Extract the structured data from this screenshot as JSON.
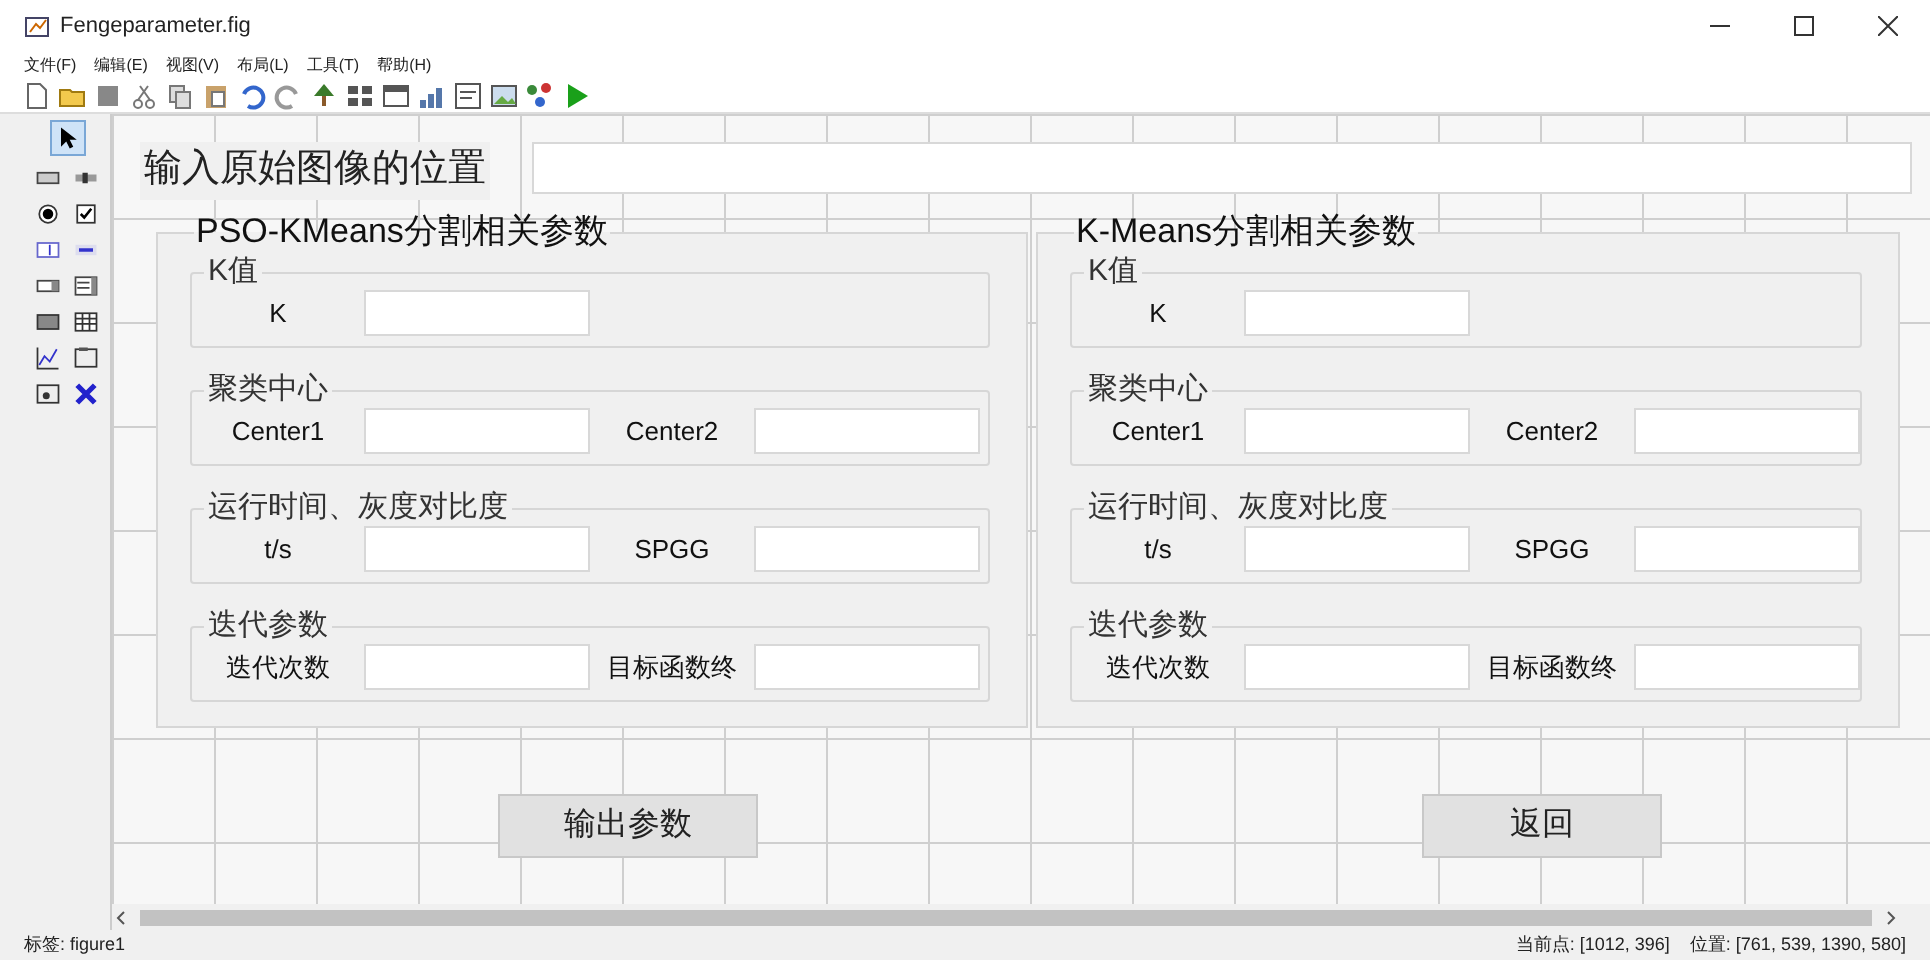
{
  "window": {
    "title": "Fengeparameter.fig"
  },
  "menu": [
    "文件(F)",
    "编辑(E)",
    "视图(V)",
    "布局(L)",
    "工具(T)",
    "帮助(H)"
  ],
  "palette": [
    {
      "kind": "pointer",
      "selected": true
    },
    {
      "kind": "pushbutton",
      "selected": false
    },
    {
      "kind": "slider",
      "selected": false
    },
    {
      "kind": "radio",
      "selected": false
    },
    {
      "kind": "checkbox",
      "selected": false
    },
    {
      "kind": "edit",
      "selected": false
    },
    {
      "kind": "text",
      "selected": false
    },
    {
      "kind": "popup",
      "selected": false
    },
    {
      "kind": "listbox",
      "selected": false
    },
    {
      "kind": "toggle",
      "selected": false
    },
    {
      "kind": "table",
      "selected": false
    },
    {
      "kind": "axes",
      "selected": false
    },
    {
      "kind": "panel",
      "selected": false
    },
    {
      "kind": "buttongroup",
      "selected": false
    },
    {
      "kind": "activex",
      "selected": false
    }
  ],
  "path_label": "输入原始图像的位置",
  "panels": [
    {
      "title": "PSO-KMeans分割相关参数",
      "groups": [
        {
          "title": "K值",
          "fields": [
            "K"
          ]
        },
        {
          "title": "聚类中心",
          "fields": [
            "Center1",
            "Center2"
          ]
        },
        {
          "title": "运行时间、灰度对比度",
          "fields": [
            "t/s",
            "SPGG"
          ]
        },
        {
          "title": "迭代参数",
          "fields": [
            "迭代次数",
            "目标函数终"
          ]
        }
      ]
    },
    {
      "title": "K-Means分割相关参数",
      "groups": [
        {
          "title": "K值",
          "fields": [
            "K"
          ]
        },
        {
          "title": "聚类中心",
          "fields": [
            "Center1",
            "Center2"
          ]
        },
        {
          "title": "运行时间、灰度对比度",
          "fields": [
            "t/s",
            "SPGG"
          ]
        },
        {
          "title": "迭代参数",
          "fields": [
            "迭代次数",
            "目标函数终"
          ]
        }
      ]
    }
  ],
  "buttons": [
    "输出参数",
    "返回"
  ],
  "status_bar": {
    "tag": "标签: figure1",
    "current_point": "当前点: [1012, 396]",
    "position": "位置: [761, 539, 1390, 580]"
  }
}
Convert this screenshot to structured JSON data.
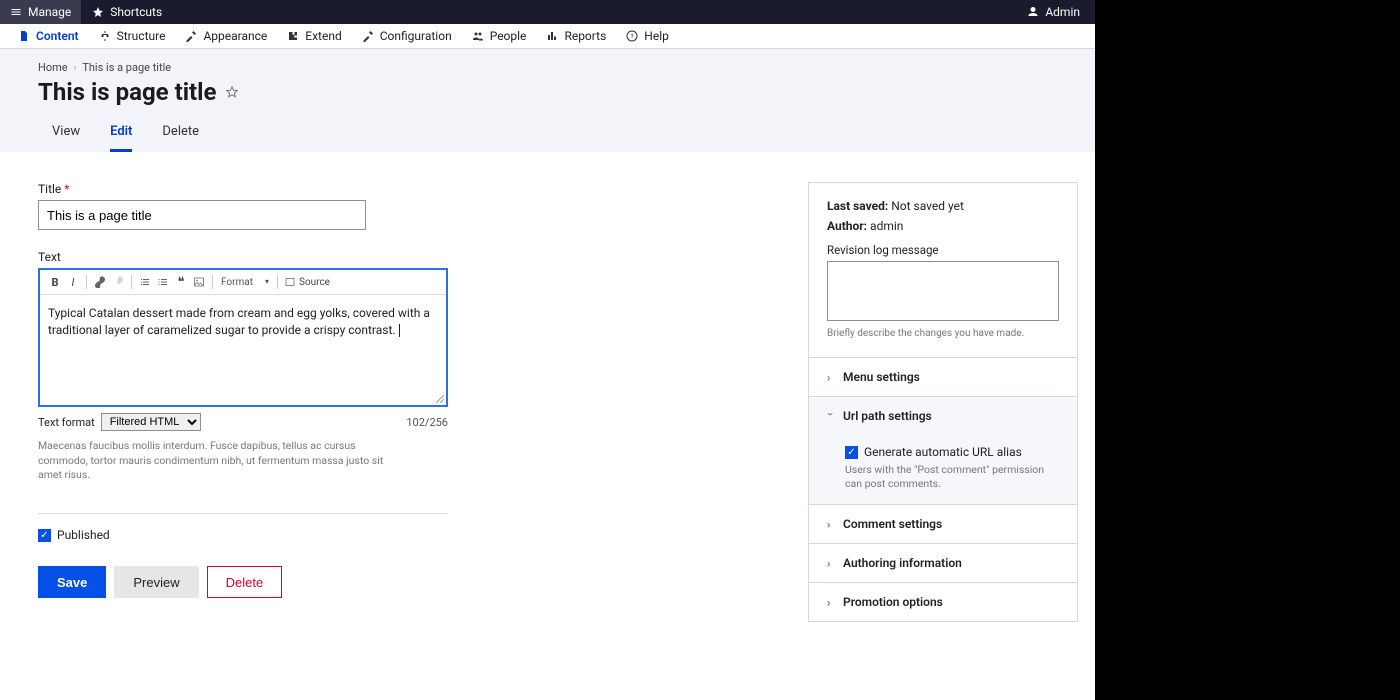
{
  "topbar": {
    "manage": "Manage",
    "shortcuts": "Shortcuts",
    "admin": "Admin"
  },
  "menubar": {
    "items": [
      {
        "label": "Content",
        "active": true
      },
      {
        "label": "Structure"
      },
      {
        "label": "Appearance"
      },
      {
        "label": "Extend"
      },
      {
        "label": "Configuration"
      },
      {
        "label": "People"
      },
      {
        "label": "Reports"
      },
      {
        "label": "Help"
      }
    ]
  },
  "breadcrumb": {
    "home": "Home",
    "current": "This is a page title"
  },
  "page_title": "This is page title",
  "tabs": {
    "view": "View",
    "edit": "Edit",
    "delete": "Delete"
  },
  "form": {
    "title_label": "Title",
    "title_value": "This is a page title",
    "text_label": "Text",
    "body": "Typical Catalan dessert made from cream and egg yolks, covered with a traditional layer of caramelized sugar to provide a crispy contrast.",
    "format_label": "Format",
    "source_label": "Source",
    "text_format_label": "Text format",
    "text_format_value": "Filtered HTML",
    "counter": "102/256",
    "hint": "Maecenas faucibus mollis interdum. Fusce dapibus, tellus ac cursus commodo, tortor mauris condimentum nibh, ut fermentum massa justo sit amet risus.",
    "published": "Published",
    "save": "Save",
    "preview": "Preview",
    "delete": "Delete"
  },
  "sidebar": {
    "last_saved_label": "Last saved:",
    "last_saved_value": "Not saved yet",
    "author_label": "Author:",
    "author_value": "admin",
    "revlog_label": "Revision log message",
    "revlog_hint": "Briefly describe the changes you have made.",
    "menu_settings": "Menu settings",
    "url_path": "Url path settings",
    "gen_alias": "Generate automatic URL alias",
    "gen_hint": "Users with the  \"Post comment\" permission can post comments.",
    "comment_settings": "Comment settings",
    "authoring": "Authoring information",
    "promotion": "Promotion options"
  }
}
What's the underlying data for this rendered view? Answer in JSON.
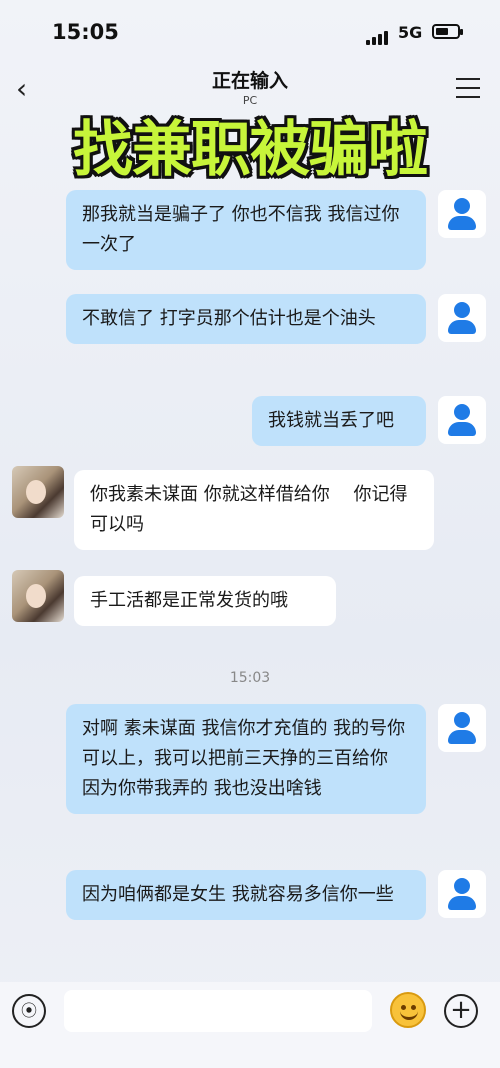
{
  "status_bar": {
    "time": "15:05",
    "network": "5G"
  },
  "header": {
    "title": "正在输入",
    "subtitle": "PC"
  },
  "banner": "找兼职被骗啦",
  "timestamp": "15:03",
  "messages": [
    {
      "sender": "me",
      "text": "那我就当是骗子了 你也不信我 我信过你一次了"
    },
    {
      "sender": "me",
      "text": "不敢信了 打字员那个估计也是个油头"
    },
    {
      "sender": "me",
      "text": "我钱就当丢了吧"
    },
    {
      "sender": "them",
      "text": "你我素未谋面 你就这样借给你　 你记得可以吗"
    },
    {
      "sender": "them",
      "text": "手工活都是正常发货的哦"
    },
    {
      "sender": "me",
      "text": "对啊 素未谋面 我信你才充值的 我的号你可以上，我可以把前三天挣的三百给你 因为你带我弄的 我也没出啥钱"
    },
    {
      "sender": "me",
      "text": "因为咱俩都是女生 我就容易多信你一些"
    }
  ],
  "icons": {
    "back": "chevron-left-icon",
    "menu": "menu-icon",
    "voice": "voice-icon",
    "emoji": "emoji-icon",
    "plus": "plus-icon"
  },
  "colors": {
    "my_bubble": "#bfe1fb",
    "their_bubble": "#ffffff",
    "banner": "#c7f53a"
  }
}
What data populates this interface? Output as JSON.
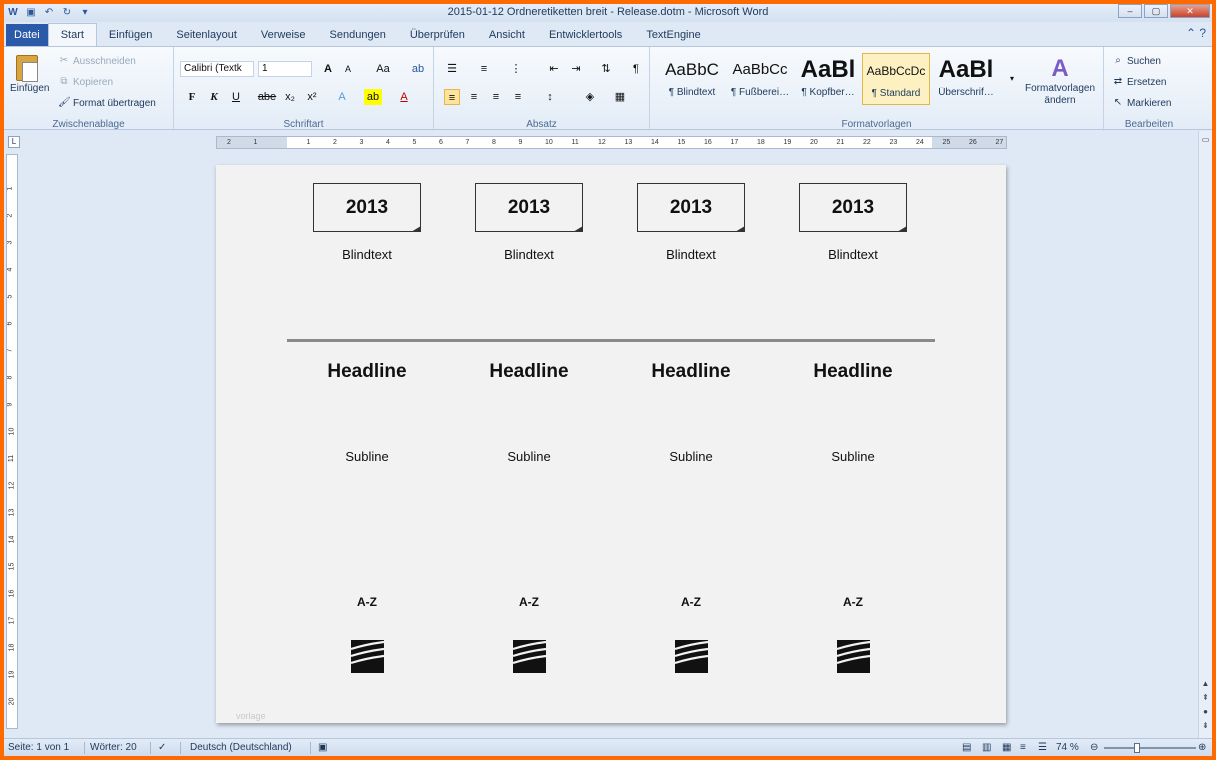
{
  "window": {
    "title": "2015-01-12 Ordneretiketten breit - Release.dotm - Microsoft Word",
    "controls": [
      "–",
      "▢",
      "✕"
    ]
  },
  "qat": {
    "icons": [
      "word-app-icon",
      "save-icon",
      "undo-icon",
      "redo-icon",
      "customize-icon"
    ]
  },
  "tabs": [
    "Datei",
    "Start",
    "Einfügen",
    "Seitenlayout",
    "Verweise",
    "Sendungen",
    "Überprüfen",
    "Ansicht",
    "Entwicklertools",
    "TextEngine"
  ],
  "active_tab": "Start",
  "ribbon": {
    "clipboard": {
      "paste": "Einfügen",
      "cut": "Ausschneiden",
      "copy": "Kopieren",
      "format_painter": "Format übertragen",
      "label": "Zwischenablage"
    },
    "font": {
      "font_name": "Calibri (Textk",
      "font_size": "1",
      "grow": "A",
      "shrink": "A",
      "case": "Aa",
      "clear": "ab",
      "bold": "F",
      "italic": "K",
      "underline": "U",
      "strike": "abe",
      "sub": "x₂",
      "sup": "x²",
      "effects": "A",
      "highlight": "ab",
      "color": "A",
      "label": "Schriftart"
    },
    "paragraph": {
      "pilcrow": "¶",
      "label": "Absatz"
    },
    "styles": {
      "tiles": [
        {
          "sample": "AaBbC",
          "name": "¶ Blindtext"
        },
        {
          "sample": "AaBbCc",
          "name": "¶ Fußberei…"
        },
        {
          "sample": "AaBl",
          "name": "¶ Kopfber…"
        },
        {
          "sample": "AaBbCcDc",
          "name": "¶ Standard"
        },
        {
          "sample": "AaBl",
          "name": "Überschrif…"
        }
      ],
      "change_styles": "Formatvorlagen ändern",
      "label": "Formatvorlagen"
    },
    "editing": {
      "find": "Suchen",
      "replace": "Ersetzen",
      "select": "Markieren",
      "label": "Bearbeiten"
    }
  },
  "ruler_numbers": [
    "2",
    "1",
    "",
    "1",
    "2",
    "3",
    "4",
    "5",
    "6",
    "7",
    "8",
    "9",
    "10",
    "11",
    "12",
    "13",
    "14",
    "15",
    "16",
    "17",
    "18",
    "19",
    "20",
    "21",
    "22",
    "23",
    "24",
    "25",
    "26",
    "27"
  ],
  "vruler_numbers": [
    "1",
    "2",
    "3",
    "4",
    "5",
    "6",
    "7",
    "8",
    "9",
    "10",
    "11",
    "12",
    "13",
    "14",
    "15",
    "16",
    "17",
    "18",
    "19",
    "20"
  ],
  "document": {
    "labels": [
      {
        "year": "2013",
        "blind": "Blindtext",
        "headline": "Headline",
        "subline": "Subline",
        "az": "A-Z"
      },
      {
        "year": "2013",
        "blind": "Blindtext",
        "headline": "Headline",
        "subline": "Subline",
        "az": "A-Z"
      },
      {
        "year": "2013",
        "blind": "Blindtext",
        "headline": "Headline",
        "subline": "Subline",
        "az": "A-Z"
      },
      {
        "year": "2013",
        "blind": "Blindtext",
        "headline": "Headline",
        "subline": "Subline",
        "az": "A-Z"
      }
    ],
    "watermark": "vorlage"
  },
  "status": {
    "page": "Seite: 1 von 1",
    "words": "Wörter: 20",
    "language": "Deutsch (Deutschland)",
    "zoom": "74 %",
    "zoom_value": 74
  }
}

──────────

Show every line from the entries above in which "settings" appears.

    "menu_settings": "Menu settings",
    "url_path": "Url path settings",
    "comment_settings": "Comment settings",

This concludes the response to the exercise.